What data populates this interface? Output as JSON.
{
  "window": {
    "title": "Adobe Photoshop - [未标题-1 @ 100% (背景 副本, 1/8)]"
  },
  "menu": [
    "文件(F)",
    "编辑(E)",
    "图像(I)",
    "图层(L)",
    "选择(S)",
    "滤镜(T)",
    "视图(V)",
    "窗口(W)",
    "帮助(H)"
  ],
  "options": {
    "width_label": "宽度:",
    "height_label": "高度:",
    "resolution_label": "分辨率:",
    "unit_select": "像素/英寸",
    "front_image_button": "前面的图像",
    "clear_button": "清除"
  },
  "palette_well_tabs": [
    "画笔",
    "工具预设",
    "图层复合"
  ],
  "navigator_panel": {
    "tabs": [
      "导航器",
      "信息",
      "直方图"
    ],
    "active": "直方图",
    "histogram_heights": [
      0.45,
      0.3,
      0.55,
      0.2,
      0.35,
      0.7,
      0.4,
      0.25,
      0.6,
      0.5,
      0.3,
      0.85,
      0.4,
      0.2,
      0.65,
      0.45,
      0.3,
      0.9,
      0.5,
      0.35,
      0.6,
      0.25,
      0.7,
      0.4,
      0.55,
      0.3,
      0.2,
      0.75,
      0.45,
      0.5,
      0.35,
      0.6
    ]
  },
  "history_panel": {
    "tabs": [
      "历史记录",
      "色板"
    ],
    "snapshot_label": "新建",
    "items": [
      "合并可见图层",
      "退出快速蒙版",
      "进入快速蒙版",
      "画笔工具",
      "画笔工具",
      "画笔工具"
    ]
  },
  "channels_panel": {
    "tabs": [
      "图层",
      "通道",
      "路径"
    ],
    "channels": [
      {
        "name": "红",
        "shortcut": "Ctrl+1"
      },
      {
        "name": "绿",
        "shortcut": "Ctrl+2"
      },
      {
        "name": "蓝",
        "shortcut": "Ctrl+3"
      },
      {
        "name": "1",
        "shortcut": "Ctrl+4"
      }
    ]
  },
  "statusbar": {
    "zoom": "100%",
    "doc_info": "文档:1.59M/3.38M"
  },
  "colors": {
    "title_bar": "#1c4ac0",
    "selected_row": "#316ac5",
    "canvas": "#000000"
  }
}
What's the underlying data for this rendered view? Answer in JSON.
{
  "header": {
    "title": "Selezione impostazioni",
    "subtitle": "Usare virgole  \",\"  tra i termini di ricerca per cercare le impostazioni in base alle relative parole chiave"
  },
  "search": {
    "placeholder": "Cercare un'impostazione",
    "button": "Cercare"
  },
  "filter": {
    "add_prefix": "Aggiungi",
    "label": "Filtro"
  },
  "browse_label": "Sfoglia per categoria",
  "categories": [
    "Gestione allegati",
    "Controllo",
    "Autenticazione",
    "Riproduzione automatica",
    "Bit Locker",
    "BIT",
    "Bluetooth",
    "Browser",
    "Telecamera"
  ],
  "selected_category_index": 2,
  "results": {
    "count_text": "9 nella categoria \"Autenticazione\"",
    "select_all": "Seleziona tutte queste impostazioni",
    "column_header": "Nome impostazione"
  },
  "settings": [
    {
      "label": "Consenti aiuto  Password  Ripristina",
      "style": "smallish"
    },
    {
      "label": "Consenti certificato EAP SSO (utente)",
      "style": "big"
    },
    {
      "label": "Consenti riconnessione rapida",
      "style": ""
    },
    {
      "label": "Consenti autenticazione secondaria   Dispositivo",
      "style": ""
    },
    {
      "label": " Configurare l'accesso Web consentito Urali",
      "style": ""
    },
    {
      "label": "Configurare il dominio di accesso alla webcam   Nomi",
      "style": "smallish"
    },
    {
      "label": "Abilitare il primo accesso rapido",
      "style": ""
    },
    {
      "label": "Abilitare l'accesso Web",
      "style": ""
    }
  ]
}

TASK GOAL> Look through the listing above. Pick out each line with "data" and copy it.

ANSWER BOX>
What data populates this interface? Output as JSON.
What's the underlying data for this rendered view? Answer in JSON.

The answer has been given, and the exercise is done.